**WHAT IS BEING ASKED:** The lines below that include "flour" are to be found and copied.

******************************

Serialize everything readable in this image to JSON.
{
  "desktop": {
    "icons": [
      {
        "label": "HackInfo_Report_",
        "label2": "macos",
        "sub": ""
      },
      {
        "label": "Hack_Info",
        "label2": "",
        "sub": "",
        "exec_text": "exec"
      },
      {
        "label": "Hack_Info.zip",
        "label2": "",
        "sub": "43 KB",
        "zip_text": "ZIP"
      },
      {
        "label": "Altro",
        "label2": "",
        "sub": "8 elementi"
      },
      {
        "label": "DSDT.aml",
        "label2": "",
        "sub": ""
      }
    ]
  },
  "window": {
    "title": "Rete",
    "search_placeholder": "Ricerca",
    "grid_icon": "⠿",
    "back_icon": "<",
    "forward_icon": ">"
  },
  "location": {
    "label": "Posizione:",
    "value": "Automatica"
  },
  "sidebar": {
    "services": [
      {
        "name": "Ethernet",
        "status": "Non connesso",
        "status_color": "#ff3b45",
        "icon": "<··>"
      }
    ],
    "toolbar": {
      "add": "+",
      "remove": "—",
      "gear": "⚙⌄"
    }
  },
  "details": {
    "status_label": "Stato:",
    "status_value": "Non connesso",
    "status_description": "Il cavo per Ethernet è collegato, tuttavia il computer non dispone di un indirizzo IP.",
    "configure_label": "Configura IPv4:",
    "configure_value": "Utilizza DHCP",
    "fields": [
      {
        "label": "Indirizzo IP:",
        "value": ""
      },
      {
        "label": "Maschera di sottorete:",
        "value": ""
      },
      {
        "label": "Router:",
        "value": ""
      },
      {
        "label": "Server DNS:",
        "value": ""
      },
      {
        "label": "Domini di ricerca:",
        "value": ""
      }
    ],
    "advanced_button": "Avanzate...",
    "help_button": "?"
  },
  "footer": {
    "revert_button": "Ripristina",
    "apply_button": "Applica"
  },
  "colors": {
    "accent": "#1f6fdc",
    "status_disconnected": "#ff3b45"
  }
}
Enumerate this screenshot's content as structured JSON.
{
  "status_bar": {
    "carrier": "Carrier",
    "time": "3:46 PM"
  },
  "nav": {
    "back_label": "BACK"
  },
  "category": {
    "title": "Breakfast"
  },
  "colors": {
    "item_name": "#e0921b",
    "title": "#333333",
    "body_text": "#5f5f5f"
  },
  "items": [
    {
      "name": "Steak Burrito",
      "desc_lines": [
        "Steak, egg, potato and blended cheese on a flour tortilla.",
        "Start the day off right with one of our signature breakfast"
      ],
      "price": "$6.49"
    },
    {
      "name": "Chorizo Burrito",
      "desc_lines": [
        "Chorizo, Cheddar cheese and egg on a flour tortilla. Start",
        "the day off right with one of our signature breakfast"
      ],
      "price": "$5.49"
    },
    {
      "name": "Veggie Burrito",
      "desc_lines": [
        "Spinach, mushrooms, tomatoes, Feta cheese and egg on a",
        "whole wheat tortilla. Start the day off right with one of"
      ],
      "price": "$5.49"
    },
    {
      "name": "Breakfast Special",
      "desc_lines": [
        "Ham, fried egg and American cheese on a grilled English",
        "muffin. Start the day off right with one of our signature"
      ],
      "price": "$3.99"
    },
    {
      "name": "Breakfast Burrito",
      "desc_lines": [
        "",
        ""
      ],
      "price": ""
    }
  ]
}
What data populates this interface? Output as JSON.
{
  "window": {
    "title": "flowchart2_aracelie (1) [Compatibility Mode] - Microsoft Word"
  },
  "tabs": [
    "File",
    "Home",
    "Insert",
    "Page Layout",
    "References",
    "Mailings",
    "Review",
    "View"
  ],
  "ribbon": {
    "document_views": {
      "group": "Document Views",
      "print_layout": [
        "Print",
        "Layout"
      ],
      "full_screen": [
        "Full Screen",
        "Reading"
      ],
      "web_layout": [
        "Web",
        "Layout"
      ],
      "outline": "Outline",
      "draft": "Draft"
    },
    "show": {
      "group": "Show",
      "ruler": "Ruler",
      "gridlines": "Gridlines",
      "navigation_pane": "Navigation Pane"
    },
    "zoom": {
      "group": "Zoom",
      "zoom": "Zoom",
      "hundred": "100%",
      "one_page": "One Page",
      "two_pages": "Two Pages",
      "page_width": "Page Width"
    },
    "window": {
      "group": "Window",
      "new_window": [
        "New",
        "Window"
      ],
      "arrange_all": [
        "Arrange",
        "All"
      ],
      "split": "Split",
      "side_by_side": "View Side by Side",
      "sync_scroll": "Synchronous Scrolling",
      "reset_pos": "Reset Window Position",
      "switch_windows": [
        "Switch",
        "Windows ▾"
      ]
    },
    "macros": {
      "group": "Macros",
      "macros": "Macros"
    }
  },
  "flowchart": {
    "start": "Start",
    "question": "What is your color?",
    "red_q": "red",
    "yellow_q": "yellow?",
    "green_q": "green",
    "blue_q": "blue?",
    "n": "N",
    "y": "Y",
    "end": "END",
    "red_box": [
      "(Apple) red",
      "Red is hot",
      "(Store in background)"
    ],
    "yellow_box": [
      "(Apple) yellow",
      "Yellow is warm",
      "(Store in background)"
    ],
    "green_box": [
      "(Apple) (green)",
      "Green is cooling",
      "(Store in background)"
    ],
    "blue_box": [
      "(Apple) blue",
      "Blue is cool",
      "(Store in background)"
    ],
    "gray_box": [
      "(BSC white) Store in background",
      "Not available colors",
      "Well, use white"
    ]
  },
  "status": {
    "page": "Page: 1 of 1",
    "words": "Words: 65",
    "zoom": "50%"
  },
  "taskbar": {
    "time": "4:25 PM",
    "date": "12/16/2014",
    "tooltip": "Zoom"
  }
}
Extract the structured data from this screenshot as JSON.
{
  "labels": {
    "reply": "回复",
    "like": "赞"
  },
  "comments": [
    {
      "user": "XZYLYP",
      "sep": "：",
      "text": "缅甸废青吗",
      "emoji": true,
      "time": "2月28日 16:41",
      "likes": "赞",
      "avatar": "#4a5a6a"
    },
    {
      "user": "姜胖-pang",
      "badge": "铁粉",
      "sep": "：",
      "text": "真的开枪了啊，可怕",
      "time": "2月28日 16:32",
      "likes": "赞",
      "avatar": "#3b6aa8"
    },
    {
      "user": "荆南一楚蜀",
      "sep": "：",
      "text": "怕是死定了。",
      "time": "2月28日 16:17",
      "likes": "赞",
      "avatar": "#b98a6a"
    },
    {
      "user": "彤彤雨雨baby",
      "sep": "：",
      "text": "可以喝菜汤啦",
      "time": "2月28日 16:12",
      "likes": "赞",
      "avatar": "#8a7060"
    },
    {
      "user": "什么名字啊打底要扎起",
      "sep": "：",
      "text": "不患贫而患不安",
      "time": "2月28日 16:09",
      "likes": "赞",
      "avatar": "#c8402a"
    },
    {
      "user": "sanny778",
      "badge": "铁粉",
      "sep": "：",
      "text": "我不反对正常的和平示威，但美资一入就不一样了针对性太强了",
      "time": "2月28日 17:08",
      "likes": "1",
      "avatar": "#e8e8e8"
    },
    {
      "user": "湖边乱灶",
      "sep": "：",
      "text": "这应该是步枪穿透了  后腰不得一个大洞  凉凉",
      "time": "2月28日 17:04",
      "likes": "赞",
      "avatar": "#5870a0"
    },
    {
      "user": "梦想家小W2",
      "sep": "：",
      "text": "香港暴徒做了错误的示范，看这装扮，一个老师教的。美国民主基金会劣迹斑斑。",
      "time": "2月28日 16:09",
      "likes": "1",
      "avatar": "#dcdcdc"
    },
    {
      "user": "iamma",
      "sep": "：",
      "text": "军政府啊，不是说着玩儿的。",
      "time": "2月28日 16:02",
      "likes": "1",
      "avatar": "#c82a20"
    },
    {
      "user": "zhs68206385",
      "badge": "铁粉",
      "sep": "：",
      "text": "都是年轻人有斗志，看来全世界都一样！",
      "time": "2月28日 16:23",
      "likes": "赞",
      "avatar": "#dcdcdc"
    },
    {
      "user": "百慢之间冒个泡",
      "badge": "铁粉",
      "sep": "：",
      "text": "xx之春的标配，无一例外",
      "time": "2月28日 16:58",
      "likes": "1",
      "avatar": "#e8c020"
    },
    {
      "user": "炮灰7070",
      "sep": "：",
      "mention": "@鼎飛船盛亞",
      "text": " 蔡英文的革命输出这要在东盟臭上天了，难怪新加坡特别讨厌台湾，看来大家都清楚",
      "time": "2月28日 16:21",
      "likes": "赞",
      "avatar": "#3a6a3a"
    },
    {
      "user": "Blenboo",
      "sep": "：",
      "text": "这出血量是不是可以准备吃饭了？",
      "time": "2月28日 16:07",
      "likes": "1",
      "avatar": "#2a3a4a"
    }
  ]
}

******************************

**EXERCISE RESPONSE:**
        "Steak, egg, potato and blended cheese on a flour tortilla.",
        "Chorizo, Cheddar cheese and egg on a flour tortilla. Start",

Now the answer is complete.